Revolutionizing Healthcare: Breaking Free from Bureaucracy for a Better Future

This text is based on the article Busting Bureaucracy in health and social care: understanding and leading cultural change to solve a complex problem, published in Harvard Business Review on 14 January 2021

In healthcare, dealing with too many rules and regulations has always been a concern. A recent report takes a closer look at the challenges faced by healthcare workers in England, especially those on the frontlines, to understand how excessive bureaucracy affects a system employing more than 3 million people. The study, prompted by lessons from the COVID-19 pandemic, uncovers important insights that could significantly benefit the cancer community by improving patient care and encouraging new ideas.

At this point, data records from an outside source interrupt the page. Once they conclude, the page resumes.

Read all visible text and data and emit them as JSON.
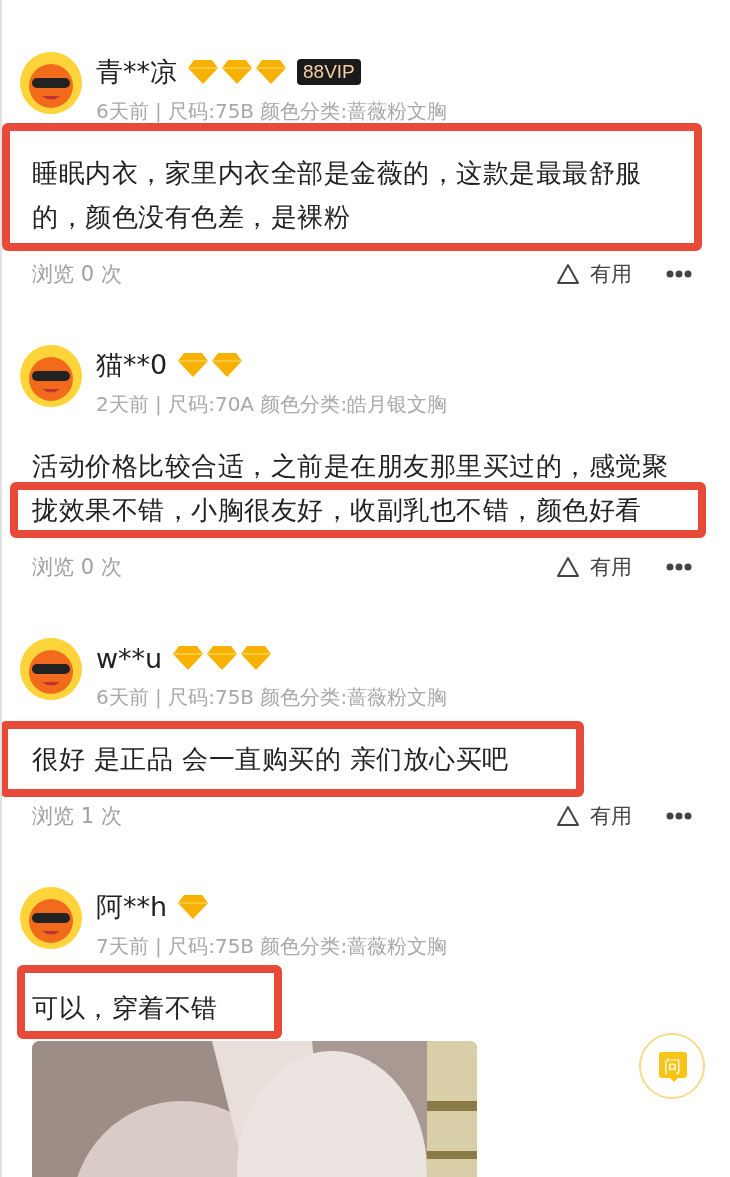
{
  "reviews": [
    {
      "user": "青**凉",
      "badges": [
        {
          "kind": "diamond"
        },
        {
          "kind": "diamond"
        },
        {
          "kind": "diamond"
        }
      ],
      "vip_badge": "88VIP",
      "meta": "6天前 | 尺码:75B 颜色分类:蔷薇粉文胸",
      "text": "睡眠内衣，家里内衣全部是金薇的，这款是最最舒服的，颜色没有色差，是裸粉",
      "highlighted": true,
      "views": "浏览 0 次",
      "useful": "有用"
    },
    {
      "user": "猫**0",
      "badges": [
        {
          "kind": "diamond"
        },
        {
          "kind": "diamond"
        }
      ],
      "meta": "2天前 | 尺码:70A 颜色分类:皓月银文胸",
      "text": "活动价格比较合适，之前是在朋友那里买过的，感觉聚拢效果不错，小胸很友好，收副乳也不错，颜色好看",
      "highlighted": true,
      "views": "浏览 0 次",
      "useful": "有用"
    },
    {
      "user": "w**u",
      "badges": [
        {
          "kind": "diamond"
        },
        {
          "kind": "diamond"
        },
        {
          "kind": "diamond"
        }
      ],
      "meta": "6天前 | 尺码:75B 颜色分类:蔷薇粉文胸",
      "text": "很好 是正品 会一直购买的 亲们放心买吧",
      "highlighted": true,
      "views": "浏览 1 次",
      "useful": "有用"
    },
    {
      "user": "阿**h",
      "badges": [
        {
          "kind": "diamond"
        }
      ],
      "meta": "7天前 | 尺码:75B 颜色分类:蔷薇粉文胸",
      "text": "可以，穿着不错",
      "highlighted": true,
      "photos": [
        {
          "kind": "picture"
        }
      ]
    }
  ],
  "ask_button": {
    "label": "问"
  }
}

The report 'Busting Bureaucracy in health and social care: understanding and leading cultural change to solve a complex problem' points out a key finding: when we reduce bureaucracy, it gives healthcare workers more time to focus on patient care, and it opens opportunities for innovation. The pandemic has shown that having a clear goal and allowing some flexibility in reaching it can improve how healthcare works. This is crucial for the cancer community, as it emphasizes the need for an approach that always puts the patient first and a system that can quickly adapt to changes.

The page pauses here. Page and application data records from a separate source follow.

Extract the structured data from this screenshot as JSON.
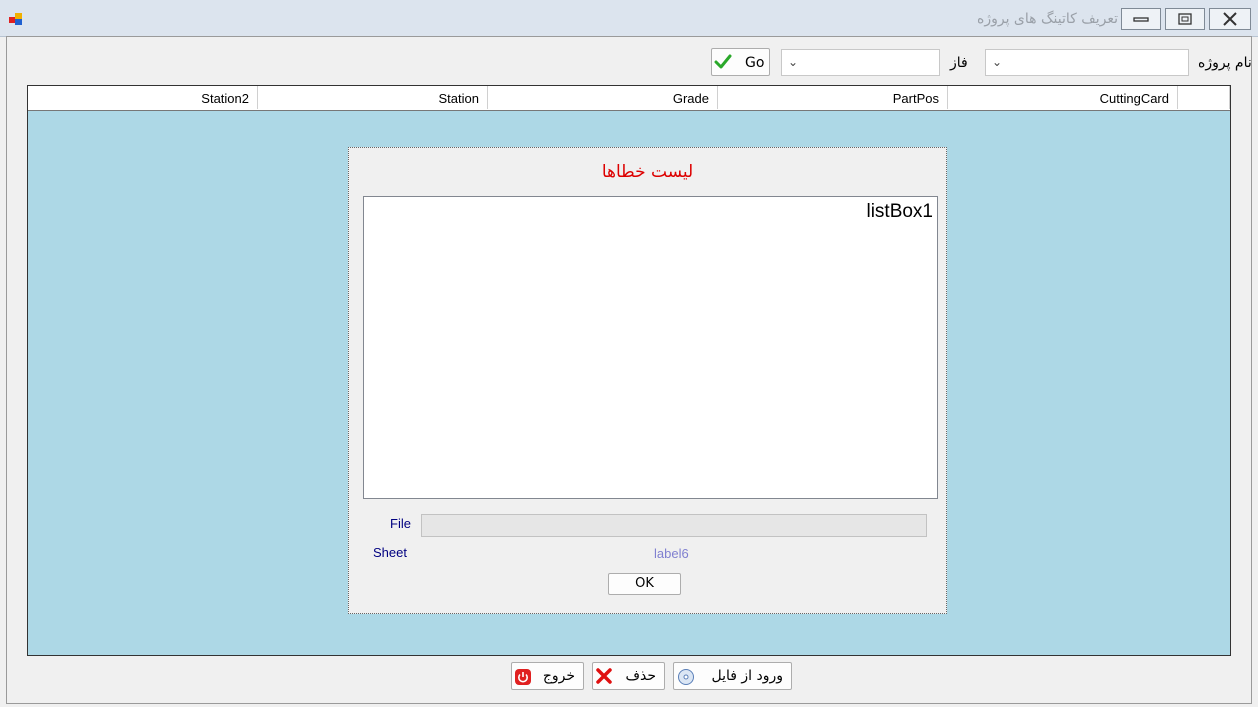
{
  "window": {
    "title": "تعریف کاتینگ های پروژه",
    "app_icon": "app-icon",
    "buttons": {
      "minimize": "minimize-icon",
      "maximize": "maximize-icon",
      "close": "close-icon"
    }
  },
  "filters": {
    "project_label": "نام پروژه",
    "project_value": "",
    "phase_label": "فاز",
    "phase_value": "",
    "go_label": "Go"
  },
  "grid": {
    "columns": [
      "CuttingCard",
      "PartPos",
      "Grade",
      "Station",
      "Station2"
    ],
    "rows": []
  },
  "dialog": {
    "title": "لیست خطاها",
    "list_items": [
      "listBox1"
    ],
    "file_label": "File",
    "file_value": "",
    "sheet_label": "Sheet",
    "sheet_value": "label6",
    "ok_label": "OK"
  },
  "footer": {
    "import_label": "ورود از فایل",
    "delete_label": "حذف",
    "exit_label": "خروج"
  },
  "colors": {
    "grid_background": "#add8e6",
    "dialog_title": "#dd0000",
    "dialog_labels": "#000080"
  }
}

By talking to healthcare workers directly, the report identifies the main reasons behind bureaucracy, including hierarchy, culture, trust, and leadership. These factors lead to specific problems like poor communication and too many repetitive requests. To really solve the problem of bureaucracy, we need to address these root causes. For cancer care providers, understanding and fixing these issues can help create a more straightforward and effective way of delivering care.

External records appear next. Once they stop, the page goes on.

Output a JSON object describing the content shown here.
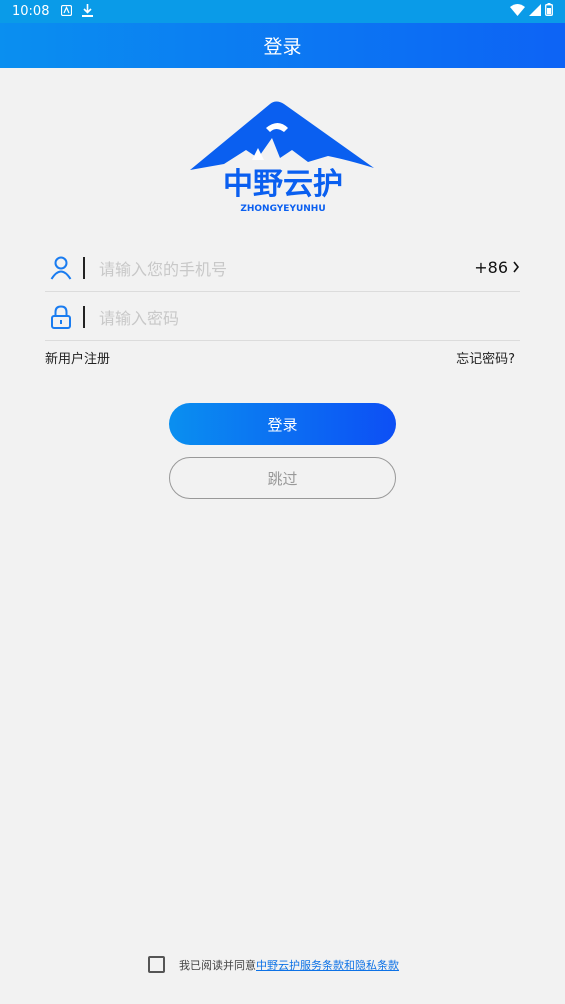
{
  "status_bar": {
    "time": "10:08",
    "icons": [
      "app-notification-icon",
      "download-icon",
      "wifi-icon",
      "signal-icon",
      "battery-icon"
    ]
  },
  "header": {
    "title": "登录"
  },
  "logo": {
    "brand_text": "中野云护",
    "brand_sub": "ZHONGYEYUNHU",
    "brand_color": "#0a5ff0"
  },
  "form": {
    "phone_placeholder": "请输入您的手机号",
    "country_code": "+86",
    "password_placeholder": "请输入密码"
  },
  "links": {
    "register": "新用户注册",
    "forgot": "忘记密码?"
  },
  "buttons": {
    "login": "登录",
    "skip": "跳过"
  },
  "agreement": {
    "prefix": "我已阅读并同意",
    "link": "中野云护服务条款和隐私条款"
  },
  "colors": {
    "accent": "#0d6ff2",
    "status_bar": "#0a9be8"
  }
}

The report also shares some inspiring stories of positive changes, like the 'Breaking the Rules' campaign by the East London Foundation Trust. By encouraging staff to question old ways of doing things and focus on what really matters to patients, the trust successfully got rid of unnecessary red tape. For the cancer community, adopting a culture of always looking for better ways to do things could lead to similar positive changes in how care is given.

The report gives practical recommendations for reducing bureaucracy, offering a roadmap for change. By focusing on using data wisely, having regulations that make sense, simplifying daily processes, and creating a supportive culture, healthcare organizations – including those in cancer care – can move towards more effective and patient-centred practices. The lessons learned from tackling bureaucracy have the potential to transform healthcare, making sure that healthcare workers have more time to improve patient outcomes.

This text is part of the European Cancer Organisation (ECO) repository of best practices and innovations to address the cancer workforce crisis in Europe. You can find more examples of best practices here.